__YOUR GOAL__
Report each line of the listing below that holds "JSON".

__INPUT DATA__
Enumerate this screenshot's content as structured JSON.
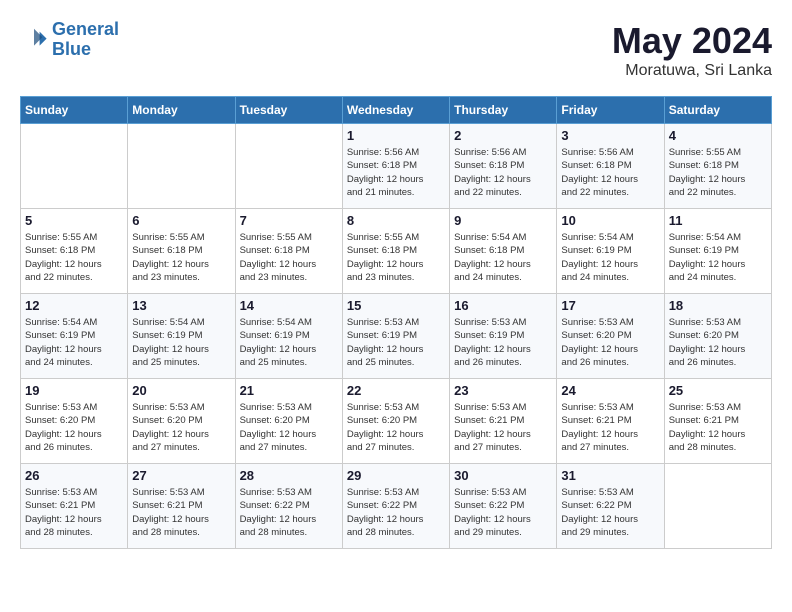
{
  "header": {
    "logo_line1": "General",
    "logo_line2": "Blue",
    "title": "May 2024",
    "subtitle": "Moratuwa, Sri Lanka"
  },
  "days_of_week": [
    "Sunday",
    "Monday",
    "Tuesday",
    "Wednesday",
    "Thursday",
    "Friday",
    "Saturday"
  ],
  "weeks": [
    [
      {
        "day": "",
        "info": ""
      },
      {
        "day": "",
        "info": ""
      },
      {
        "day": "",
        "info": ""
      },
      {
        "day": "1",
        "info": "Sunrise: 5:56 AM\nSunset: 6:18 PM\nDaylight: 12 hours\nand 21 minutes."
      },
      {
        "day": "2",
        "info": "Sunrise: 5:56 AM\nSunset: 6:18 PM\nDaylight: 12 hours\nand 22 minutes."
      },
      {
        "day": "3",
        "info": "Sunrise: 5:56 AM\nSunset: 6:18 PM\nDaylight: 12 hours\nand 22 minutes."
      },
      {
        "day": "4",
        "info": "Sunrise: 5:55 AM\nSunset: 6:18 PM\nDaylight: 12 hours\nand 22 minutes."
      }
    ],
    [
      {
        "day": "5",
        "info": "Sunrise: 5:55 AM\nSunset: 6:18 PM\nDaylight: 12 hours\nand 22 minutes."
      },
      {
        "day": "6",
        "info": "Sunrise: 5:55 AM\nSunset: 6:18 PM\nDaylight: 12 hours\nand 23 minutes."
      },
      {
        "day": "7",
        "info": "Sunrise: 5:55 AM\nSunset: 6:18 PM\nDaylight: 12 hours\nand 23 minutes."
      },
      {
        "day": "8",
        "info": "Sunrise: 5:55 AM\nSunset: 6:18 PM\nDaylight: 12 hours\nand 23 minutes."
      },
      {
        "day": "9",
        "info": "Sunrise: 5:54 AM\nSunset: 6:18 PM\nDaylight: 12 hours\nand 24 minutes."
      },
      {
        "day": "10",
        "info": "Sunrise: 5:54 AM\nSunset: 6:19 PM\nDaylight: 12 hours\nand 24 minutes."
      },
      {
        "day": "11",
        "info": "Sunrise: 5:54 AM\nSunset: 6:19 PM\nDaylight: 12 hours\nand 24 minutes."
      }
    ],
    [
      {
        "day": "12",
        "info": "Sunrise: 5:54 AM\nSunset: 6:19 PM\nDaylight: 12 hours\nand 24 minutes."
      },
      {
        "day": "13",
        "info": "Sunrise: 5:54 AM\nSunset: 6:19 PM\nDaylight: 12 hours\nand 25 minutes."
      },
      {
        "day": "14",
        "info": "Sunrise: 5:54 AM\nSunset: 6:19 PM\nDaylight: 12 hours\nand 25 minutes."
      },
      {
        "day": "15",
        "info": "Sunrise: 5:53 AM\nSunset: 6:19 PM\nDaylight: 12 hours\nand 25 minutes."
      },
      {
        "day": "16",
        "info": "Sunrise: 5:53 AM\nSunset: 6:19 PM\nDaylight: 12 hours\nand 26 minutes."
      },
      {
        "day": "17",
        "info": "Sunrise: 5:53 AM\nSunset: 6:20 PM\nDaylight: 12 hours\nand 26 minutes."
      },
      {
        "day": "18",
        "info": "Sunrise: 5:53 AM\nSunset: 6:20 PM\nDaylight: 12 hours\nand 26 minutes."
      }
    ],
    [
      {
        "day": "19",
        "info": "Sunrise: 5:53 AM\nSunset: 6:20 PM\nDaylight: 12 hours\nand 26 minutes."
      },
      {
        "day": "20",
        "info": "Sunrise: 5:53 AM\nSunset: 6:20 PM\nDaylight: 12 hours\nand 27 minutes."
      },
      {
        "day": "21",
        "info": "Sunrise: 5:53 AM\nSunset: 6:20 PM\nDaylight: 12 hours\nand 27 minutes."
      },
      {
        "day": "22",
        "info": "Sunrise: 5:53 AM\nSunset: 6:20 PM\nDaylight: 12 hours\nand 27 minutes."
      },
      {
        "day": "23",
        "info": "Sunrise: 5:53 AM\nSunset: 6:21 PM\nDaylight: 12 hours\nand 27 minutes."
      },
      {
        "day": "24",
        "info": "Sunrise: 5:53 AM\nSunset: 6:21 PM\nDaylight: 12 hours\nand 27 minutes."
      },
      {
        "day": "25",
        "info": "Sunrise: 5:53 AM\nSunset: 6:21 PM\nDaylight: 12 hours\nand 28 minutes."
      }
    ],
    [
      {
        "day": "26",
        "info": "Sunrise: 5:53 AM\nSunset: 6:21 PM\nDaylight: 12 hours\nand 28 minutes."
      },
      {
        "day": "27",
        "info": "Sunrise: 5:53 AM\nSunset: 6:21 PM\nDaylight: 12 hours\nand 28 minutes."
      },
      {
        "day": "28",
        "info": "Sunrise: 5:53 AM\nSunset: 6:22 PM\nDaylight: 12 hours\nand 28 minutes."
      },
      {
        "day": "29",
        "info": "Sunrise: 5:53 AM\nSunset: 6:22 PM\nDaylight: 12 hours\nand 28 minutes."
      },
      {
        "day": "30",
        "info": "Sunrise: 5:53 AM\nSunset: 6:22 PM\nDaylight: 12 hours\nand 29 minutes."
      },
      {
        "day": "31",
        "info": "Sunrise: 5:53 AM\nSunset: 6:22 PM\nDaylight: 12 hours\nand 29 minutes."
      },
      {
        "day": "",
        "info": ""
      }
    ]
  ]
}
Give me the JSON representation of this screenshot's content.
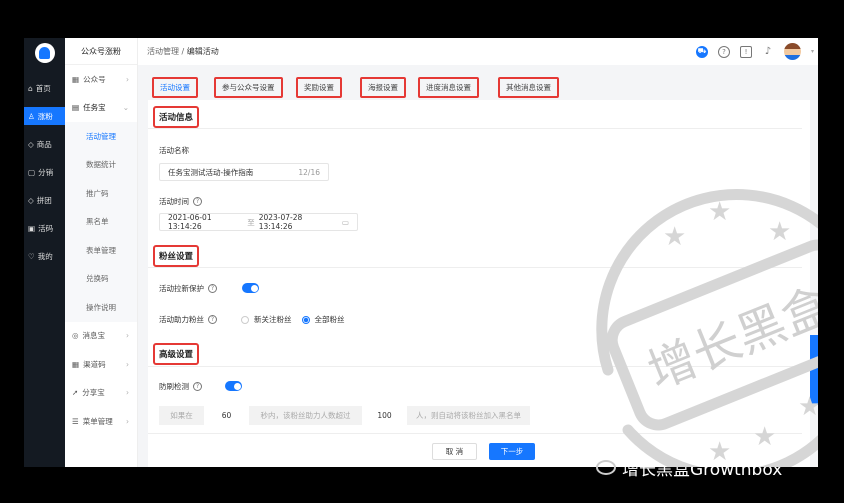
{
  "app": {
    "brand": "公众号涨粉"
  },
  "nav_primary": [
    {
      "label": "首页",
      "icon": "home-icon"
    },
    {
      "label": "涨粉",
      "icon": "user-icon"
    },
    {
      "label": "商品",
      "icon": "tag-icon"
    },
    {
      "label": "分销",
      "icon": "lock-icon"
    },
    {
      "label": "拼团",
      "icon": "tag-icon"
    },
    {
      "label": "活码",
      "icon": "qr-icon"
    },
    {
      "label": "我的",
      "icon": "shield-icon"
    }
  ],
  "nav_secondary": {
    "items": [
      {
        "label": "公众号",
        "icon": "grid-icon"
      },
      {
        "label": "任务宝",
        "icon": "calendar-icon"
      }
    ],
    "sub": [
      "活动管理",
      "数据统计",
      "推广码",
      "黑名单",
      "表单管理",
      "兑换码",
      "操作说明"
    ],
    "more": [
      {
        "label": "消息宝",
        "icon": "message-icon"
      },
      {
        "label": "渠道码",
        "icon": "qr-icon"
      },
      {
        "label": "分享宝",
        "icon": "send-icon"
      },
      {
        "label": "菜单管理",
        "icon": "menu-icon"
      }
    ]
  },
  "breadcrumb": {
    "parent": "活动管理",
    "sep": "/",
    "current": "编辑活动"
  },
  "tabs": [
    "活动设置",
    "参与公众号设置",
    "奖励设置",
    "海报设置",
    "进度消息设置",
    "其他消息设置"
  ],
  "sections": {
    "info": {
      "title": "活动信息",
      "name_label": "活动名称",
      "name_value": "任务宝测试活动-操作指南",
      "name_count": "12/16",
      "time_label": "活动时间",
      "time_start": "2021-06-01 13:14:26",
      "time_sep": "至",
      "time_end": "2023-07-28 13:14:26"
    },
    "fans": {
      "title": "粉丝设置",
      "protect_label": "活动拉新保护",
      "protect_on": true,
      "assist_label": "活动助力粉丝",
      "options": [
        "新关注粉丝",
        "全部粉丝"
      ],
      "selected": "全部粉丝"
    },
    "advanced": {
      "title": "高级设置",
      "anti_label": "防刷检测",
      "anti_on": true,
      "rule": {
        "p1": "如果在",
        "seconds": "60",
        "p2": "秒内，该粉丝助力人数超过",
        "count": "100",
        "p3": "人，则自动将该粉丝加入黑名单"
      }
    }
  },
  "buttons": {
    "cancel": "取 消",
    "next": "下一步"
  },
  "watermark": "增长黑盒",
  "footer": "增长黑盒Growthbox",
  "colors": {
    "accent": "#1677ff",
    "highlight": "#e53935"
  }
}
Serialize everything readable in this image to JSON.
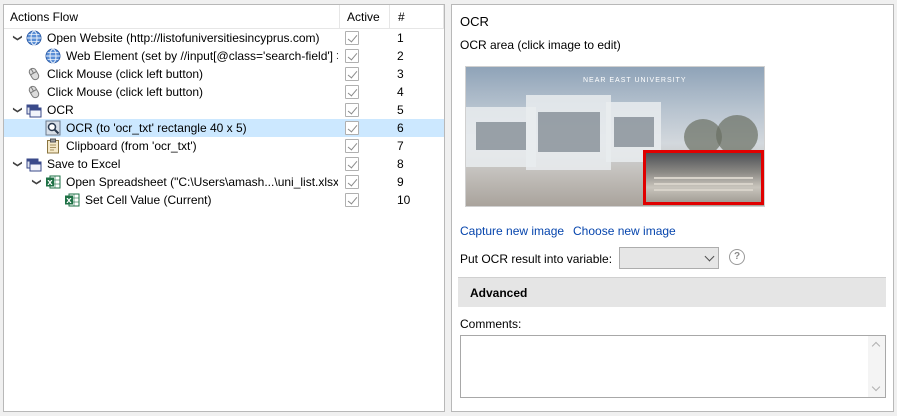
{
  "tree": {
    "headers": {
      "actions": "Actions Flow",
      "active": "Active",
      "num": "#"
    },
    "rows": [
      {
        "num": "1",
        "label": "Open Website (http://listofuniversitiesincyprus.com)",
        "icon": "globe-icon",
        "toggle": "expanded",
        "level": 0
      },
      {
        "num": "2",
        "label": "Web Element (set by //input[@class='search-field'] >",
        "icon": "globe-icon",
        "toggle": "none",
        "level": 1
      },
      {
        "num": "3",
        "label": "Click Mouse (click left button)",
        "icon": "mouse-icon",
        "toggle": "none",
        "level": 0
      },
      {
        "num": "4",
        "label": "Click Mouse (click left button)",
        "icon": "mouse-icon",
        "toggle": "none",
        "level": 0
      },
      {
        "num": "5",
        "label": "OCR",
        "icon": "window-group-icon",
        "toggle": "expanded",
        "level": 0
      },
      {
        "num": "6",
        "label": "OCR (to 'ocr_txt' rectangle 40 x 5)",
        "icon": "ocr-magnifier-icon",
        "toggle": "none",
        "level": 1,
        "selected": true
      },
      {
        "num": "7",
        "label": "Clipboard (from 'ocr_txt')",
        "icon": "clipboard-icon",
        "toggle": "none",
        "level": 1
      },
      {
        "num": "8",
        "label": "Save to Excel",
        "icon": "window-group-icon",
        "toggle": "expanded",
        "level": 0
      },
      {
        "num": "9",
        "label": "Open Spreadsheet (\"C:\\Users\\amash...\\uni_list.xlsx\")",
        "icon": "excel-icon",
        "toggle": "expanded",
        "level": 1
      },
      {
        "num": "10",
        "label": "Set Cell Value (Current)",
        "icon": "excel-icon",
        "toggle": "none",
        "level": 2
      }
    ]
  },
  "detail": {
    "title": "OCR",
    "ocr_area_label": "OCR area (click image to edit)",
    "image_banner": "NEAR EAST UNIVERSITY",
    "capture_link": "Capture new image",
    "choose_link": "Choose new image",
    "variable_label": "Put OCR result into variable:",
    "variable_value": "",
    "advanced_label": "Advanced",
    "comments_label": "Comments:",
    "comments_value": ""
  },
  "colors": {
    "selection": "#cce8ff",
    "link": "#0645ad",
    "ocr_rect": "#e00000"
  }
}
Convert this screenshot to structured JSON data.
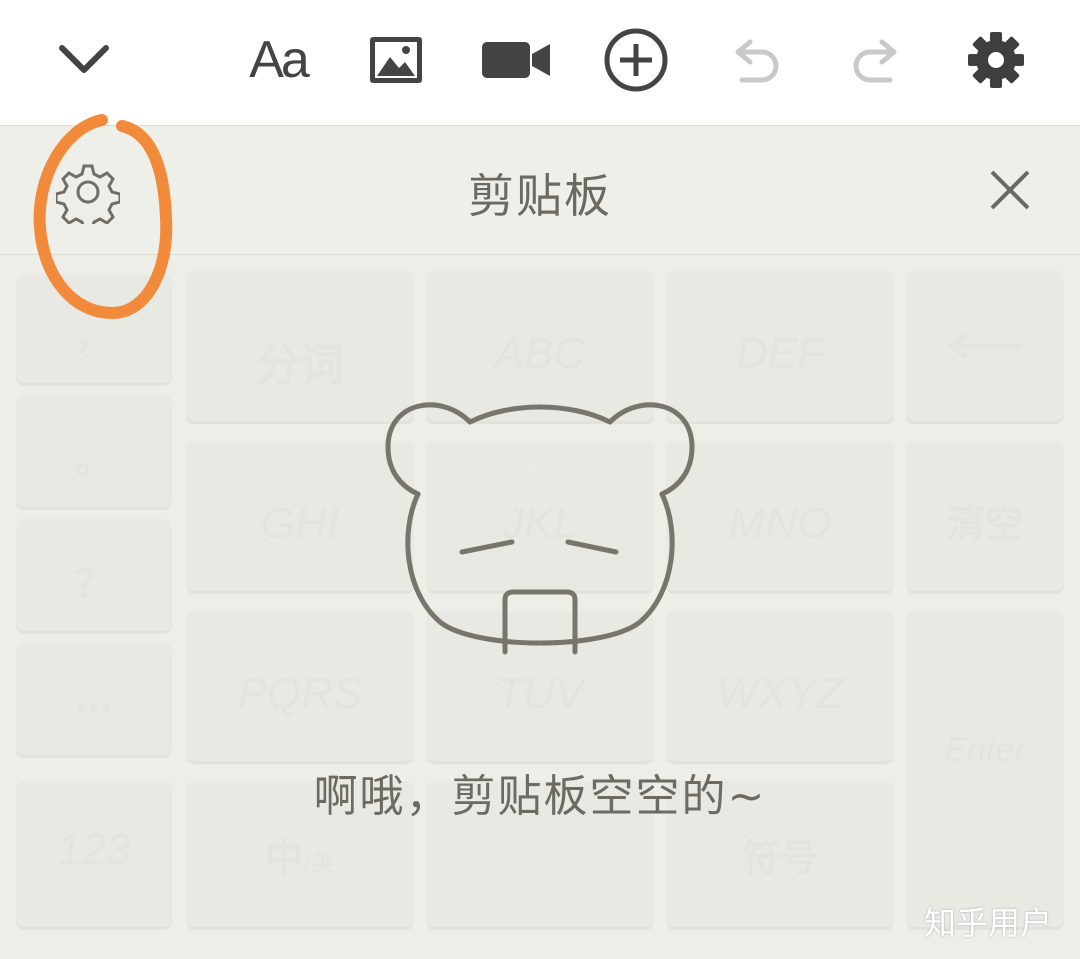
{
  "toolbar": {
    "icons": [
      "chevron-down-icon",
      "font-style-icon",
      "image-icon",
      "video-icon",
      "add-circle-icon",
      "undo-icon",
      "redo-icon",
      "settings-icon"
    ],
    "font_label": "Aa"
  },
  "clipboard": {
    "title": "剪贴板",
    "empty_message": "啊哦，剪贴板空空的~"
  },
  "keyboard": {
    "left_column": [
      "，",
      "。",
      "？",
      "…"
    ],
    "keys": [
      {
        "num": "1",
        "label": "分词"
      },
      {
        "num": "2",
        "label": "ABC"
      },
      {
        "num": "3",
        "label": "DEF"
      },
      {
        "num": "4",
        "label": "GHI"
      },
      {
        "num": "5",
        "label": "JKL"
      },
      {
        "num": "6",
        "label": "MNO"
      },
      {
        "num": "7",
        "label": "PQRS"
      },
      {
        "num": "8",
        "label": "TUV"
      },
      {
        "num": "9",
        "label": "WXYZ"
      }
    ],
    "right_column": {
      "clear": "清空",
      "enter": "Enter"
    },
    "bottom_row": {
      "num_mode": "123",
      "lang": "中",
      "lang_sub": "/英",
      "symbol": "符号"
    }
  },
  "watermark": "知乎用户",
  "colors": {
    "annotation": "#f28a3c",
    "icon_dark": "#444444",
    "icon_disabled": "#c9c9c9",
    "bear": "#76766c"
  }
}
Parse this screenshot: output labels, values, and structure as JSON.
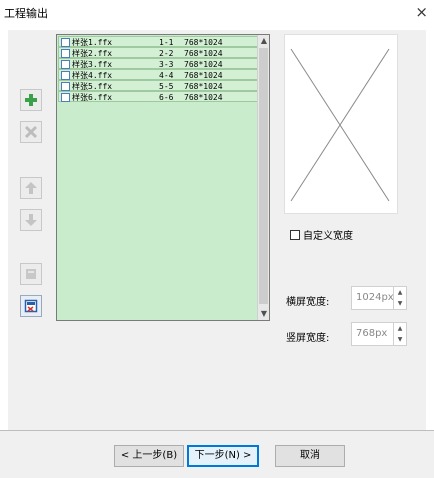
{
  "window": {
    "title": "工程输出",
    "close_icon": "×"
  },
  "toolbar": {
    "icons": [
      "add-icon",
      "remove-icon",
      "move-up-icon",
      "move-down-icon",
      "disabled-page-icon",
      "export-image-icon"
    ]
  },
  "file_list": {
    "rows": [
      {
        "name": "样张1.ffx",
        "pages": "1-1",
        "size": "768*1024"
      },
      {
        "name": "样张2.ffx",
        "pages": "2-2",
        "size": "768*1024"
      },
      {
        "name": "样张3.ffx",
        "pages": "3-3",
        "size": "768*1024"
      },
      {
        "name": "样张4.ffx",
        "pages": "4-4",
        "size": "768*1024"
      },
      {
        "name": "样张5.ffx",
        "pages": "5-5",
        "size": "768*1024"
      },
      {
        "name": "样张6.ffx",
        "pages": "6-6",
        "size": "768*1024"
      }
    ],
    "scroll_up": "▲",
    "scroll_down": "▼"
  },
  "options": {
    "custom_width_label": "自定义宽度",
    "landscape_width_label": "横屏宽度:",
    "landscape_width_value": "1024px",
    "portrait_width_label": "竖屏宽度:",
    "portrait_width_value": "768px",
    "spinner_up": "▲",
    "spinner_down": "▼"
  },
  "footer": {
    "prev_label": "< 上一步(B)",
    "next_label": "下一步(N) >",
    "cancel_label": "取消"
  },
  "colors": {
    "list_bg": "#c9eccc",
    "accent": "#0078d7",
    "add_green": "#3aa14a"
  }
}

__TASK RESPONSE__
Enumerate this screenshot's content as structured JSON.
Give me the JSON representation of this screenshot's content.
Serialize everything readable in this image to JSON.
Convert this screenshot to structured JSON data.
Parse this screenshot: output labels, values, and structure as JSON.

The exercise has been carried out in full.